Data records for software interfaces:

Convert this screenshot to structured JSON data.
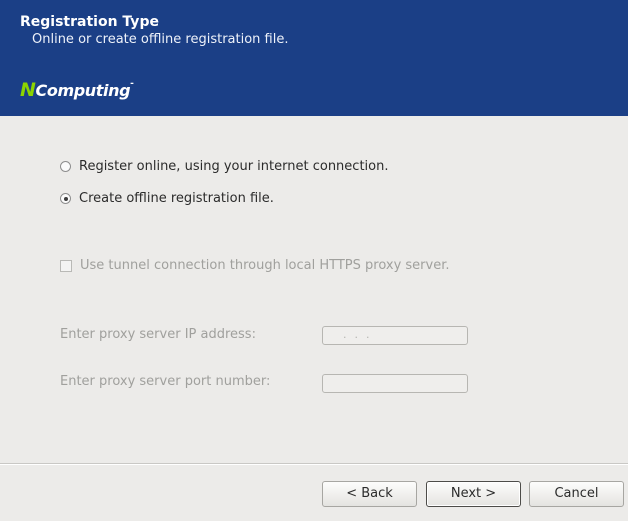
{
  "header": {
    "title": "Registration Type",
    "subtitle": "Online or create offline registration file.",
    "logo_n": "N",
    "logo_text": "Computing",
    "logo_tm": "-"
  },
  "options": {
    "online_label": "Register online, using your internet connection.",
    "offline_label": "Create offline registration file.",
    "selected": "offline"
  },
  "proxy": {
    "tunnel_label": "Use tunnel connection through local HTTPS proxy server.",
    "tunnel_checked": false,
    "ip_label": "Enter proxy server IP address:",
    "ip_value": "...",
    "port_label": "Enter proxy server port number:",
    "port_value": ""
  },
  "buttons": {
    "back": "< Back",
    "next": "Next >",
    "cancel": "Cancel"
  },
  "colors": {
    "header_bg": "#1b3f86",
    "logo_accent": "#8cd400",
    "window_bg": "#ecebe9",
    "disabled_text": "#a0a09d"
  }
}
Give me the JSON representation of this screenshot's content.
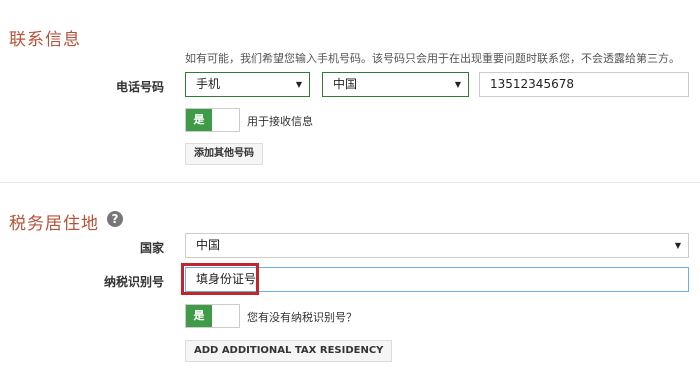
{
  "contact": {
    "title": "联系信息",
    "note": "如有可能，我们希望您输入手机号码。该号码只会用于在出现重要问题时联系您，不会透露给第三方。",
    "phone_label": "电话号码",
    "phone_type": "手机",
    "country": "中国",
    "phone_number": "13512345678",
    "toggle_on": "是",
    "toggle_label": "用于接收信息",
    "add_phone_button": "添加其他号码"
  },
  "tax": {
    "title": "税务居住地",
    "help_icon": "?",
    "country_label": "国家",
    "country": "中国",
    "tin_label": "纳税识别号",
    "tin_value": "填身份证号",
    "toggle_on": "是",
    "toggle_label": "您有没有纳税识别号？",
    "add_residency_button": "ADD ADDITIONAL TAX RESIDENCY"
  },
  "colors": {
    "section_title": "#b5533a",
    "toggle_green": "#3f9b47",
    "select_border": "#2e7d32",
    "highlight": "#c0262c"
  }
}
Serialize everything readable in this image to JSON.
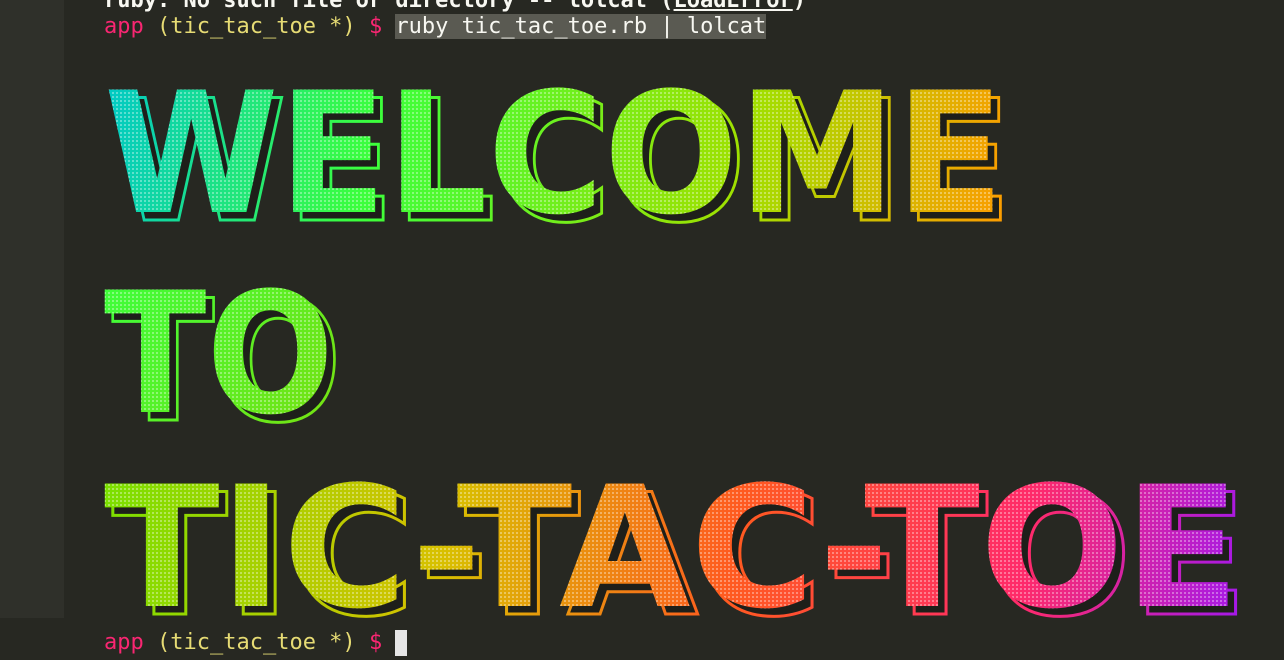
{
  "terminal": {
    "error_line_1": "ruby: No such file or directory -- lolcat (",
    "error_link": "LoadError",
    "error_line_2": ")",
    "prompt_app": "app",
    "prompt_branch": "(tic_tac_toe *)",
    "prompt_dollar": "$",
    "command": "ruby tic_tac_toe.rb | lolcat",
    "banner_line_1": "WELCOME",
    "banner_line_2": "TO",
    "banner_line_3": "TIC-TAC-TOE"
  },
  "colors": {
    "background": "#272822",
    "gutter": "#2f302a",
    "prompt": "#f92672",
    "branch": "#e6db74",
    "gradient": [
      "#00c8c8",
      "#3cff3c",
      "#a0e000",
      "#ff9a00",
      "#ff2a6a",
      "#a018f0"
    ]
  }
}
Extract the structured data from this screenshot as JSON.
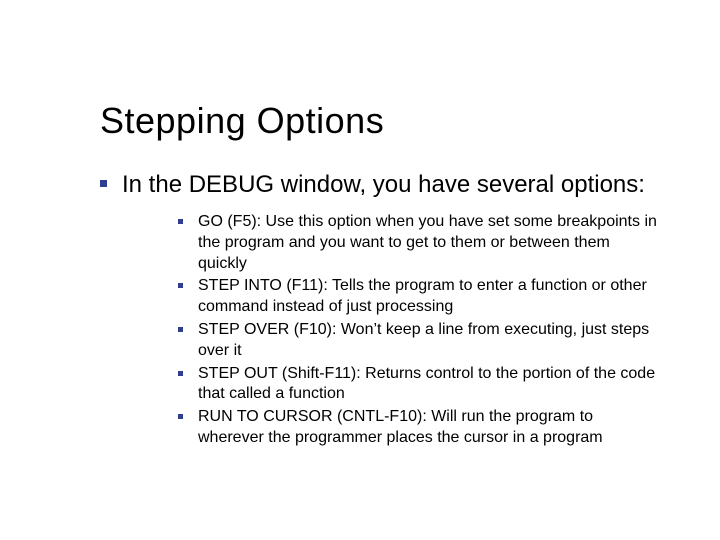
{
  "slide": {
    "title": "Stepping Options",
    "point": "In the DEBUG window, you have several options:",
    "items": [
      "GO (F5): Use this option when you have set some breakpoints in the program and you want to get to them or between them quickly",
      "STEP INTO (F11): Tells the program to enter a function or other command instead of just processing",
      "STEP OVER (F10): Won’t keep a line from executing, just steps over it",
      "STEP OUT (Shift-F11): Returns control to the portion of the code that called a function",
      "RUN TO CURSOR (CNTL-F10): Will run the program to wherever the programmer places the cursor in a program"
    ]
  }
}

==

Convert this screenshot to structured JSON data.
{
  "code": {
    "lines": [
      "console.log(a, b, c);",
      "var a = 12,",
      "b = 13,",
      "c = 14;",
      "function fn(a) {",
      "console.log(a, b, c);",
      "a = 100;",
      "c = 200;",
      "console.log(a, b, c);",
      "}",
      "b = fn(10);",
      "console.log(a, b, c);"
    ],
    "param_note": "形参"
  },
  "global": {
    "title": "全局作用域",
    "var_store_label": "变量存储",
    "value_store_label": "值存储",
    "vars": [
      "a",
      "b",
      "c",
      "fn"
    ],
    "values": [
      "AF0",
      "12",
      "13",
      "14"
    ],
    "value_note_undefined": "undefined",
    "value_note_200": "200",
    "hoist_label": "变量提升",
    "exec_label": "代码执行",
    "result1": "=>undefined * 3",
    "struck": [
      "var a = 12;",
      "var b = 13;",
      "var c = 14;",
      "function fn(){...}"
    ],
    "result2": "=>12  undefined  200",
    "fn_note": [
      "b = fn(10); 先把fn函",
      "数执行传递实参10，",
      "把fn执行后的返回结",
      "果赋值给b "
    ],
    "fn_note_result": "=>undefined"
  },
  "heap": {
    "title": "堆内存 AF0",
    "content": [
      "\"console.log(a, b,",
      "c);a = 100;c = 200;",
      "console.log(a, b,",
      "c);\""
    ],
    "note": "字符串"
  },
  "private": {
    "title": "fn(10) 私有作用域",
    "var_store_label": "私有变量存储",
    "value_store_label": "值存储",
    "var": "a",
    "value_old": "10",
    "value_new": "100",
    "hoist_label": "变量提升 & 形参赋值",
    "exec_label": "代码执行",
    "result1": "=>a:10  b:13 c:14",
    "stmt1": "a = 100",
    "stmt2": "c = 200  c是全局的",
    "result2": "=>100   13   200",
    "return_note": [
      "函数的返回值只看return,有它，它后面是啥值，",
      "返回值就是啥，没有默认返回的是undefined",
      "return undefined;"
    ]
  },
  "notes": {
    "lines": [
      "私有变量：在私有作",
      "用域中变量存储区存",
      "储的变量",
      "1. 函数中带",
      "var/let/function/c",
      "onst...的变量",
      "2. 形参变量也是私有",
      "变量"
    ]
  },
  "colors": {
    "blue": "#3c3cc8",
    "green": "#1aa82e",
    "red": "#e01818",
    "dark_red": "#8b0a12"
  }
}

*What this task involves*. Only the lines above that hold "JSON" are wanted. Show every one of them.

*Response to the exercise*.
Convert this screenshot to structured JSON data.
Give me the JSON representation of this screenshot's content.
Serialize everything readable in this image to JSON.
Extract the structured data from this screenshot as JSON.
Convert this screenshot to structured JSON data.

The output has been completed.